Exercise materials >>
━━━━

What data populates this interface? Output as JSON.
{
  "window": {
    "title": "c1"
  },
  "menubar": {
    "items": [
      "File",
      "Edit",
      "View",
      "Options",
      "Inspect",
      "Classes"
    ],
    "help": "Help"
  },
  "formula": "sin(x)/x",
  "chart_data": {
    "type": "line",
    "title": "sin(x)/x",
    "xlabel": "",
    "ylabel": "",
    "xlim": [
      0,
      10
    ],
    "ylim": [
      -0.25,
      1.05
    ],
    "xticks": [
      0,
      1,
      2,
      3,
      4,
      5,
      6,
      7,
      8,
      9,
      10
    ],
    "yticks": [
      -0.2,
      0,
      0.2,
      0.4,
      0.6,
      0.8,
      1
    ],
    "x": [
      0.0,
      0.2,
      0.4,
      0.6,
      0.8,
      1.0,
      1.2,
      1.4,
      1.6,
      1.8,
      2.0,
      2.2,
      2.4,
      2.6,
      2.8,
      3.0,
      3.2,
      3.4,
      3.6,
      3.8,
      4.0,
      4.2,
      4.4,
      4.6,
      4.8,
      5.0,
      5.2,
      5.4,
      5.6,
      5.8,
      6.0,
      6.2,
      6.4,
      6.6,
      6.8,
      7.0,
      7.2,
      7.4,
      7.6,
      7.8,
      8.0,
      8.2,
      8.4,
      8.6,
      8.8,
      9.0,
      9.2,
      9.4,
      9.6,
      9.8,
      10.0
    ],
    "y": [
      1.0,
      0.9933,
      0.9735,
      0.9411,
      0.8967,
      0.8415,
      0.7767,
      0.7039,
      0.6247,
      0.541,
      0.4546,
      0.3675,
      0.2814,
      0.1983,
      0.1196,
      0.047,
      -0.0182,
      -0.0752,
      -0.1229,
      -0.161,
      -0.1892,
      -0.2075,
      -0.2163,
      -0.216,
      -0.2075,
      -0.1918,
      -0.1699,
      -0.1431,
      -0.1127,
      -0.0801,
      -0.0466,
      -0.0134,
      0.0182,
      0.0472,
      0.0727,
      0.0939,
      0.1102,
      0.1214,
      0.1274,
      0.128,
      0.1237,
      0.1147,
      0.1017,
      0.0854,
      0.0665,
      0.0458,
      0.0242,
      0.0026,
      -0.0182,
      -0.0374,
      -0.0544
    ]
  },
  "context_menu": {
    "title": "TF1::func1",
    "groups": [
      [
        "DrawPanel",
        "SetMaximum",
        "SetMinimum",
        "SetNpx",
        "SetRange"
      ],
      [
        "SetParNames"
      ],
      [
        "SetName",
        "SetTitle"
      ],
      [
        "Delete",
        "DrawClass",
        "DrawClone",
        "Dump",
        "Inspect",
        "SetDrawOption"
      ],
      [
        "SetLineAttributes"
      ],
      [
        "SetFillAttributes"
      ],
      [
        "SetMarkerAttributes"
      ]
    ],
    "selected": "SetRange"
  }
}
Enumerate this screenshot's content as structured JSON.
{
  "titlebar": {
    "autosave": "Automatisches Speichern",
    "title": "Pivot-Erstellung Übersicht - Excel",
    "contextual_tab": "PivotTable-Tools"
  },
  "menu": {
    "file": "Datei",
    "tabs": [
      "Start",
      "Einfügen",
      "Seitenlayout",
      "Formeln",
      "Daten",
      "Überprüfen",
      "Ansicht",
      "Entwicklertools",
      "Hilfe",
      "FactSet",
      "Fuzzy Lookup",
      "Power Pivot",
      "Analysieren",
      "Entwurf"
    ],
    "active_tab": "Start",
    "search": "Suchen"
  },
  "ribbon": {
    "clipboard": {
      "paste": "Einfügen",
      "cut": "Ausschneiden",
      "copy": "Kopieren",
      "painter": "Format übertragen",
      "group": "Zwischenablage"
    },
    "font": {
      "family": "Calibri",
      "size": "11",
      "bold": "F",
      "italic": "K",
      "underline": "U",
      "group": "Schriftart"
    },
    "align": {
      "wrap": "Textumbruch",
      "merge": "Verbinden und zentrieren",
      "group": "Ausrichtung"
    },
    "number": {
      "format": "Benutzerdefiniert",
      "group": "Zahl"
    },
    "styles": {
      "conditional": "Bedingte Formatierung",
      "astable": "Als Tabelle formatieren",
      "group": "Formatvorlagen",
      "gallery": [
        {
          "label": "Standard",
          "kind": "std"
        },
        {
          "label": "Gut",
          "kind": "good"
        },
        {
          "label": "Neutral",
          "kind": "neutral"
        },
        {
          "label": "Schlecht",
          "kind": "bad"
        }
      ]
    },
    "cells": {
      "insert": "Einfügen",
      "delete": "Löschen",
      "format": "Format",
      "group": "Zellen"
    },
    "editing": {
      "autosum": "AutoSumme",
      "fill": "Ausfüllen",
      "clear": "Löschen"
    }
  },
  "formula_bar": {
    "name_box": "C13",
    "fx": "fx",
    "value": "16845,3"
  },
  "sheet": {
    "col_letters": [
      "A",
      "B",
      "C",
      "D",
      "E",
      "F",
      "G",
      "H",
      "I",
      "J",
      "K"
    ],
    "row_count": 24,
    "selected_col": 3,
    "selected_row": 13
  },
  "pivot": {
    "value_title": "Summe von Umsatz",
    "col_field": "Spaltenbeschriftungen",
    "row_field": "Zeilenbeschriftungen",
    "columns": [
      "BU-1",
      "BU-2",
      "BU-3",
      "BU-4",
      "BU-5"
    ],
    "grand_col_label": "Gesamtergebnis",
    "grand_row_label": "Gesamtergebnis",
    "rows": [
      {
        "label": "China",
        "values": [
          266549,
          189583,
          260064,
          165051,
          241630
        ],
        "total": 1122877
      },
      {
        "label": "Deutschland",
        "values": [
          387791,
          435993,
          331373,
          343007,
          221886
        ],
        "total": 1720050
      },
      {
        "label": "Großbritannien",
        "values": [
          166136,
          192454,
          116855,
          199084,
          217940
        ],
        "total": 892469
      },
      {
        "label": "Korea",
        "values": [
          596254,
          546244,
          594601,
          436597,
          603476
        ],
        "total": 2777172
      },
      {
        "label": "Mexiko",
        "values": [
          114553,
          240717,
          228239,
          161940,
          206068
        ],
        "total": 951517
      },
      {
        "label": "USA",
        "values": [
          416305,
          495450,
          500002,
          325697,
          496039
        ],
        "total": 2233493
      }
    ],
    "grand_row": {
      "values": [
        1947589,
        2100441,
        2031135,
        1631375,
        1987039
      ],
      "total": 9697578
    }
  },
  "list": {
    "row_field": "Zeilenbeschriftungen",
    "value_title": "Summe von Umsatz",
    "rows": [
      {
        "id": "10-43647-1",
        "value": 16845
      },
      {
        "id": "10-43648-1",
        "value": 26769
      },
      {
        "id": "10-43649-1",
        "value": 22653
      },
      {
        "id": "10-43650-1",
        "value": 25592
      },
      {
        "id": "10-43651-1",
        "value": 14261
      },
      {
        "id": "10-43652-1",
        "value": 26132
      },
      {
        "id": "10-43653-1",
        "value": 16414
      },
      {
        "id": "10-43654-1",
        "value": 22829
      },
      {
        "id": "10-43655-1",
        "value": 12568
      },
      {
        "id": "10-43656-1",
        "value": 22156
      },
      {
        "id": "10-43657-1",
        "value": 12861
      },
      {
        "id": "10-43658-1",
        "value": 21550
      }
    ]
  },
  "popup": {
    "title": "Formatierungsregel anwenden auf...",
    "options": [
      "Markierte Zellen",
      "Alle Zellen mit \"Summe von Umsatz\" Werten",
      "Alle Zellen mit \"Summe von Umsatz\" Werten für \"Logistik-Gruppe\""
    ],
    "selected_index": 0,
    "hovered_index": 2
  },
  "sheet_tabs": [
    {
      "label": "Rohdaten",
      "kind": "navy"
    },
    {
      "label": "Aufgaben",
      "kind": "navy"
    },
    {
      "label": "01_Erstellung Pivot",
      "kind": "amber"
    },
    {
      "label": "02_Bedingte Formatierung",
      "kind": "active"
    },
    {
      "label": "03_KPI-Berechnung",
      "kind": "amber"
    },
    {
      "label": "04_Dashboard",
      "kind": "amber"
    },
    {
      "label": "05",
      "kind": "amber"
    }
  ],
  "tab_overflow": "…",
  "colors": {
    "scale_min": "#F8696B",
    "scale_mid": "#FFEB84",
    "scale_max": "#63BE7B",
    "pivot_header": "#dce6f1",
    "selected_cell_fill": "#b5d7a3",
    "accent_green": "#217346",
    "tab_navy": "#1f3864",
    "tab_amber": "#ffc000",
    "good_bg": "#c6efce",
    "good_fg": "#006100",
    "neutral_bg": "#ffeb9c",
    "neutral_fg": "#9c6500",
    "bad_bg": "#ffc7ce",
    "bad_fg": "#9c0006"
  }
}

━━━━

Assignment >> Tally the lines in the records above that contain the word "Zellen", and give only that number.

Written reply >> 4